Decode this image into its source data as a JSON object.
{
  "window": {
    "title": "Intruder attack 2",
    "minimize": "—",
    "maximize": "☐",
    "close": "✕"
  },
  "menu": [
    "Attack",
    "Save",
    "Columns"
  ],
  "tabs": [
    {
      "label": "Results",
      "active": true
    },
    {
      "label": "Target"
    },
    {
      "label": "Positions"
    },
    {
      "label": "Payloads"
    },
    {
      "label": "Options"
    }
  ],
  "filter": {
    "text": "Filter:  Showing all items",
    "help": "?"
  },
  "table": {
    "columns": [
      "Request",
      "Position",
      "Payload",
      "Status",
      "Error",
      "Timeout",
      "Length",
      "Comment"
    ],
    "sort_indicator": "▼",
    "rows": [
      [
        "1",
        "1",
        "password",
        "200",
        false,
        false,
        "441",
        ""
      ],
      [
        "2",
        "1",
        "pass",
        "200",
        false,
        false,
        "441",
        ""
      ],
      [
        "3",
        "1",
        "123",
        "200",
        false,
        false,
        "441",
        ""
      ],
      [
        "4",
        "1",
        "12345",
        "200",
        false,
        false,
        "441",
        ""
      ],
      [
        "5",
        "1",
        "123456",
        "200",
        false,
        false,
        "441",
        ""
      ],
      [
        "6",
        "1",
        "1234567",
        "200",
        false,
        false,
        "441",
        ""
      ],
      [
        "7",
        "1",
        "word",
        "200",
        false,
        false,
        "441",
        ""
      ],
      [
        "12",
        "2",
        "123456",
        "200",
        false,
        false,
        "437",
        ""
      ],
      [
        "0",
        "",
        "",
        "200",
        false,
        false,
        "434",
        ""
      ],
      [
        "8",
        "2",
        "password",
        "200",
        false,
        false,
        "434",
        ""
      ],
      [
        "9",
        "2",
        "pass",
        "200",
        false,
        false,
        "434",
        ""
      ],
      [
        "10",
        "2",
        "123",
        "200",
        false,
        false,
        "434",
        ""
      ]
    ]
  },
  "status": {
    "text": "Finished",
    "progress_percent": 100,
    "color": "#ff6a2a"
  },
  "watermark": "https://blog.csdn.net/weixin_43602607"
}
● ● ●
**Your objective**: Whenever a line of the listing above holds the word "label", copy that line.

**Response below**:
      "label": "Results",
      "label": "Target"
      "label": "Positions"
      "label": "Payloads"
      "label": "Options"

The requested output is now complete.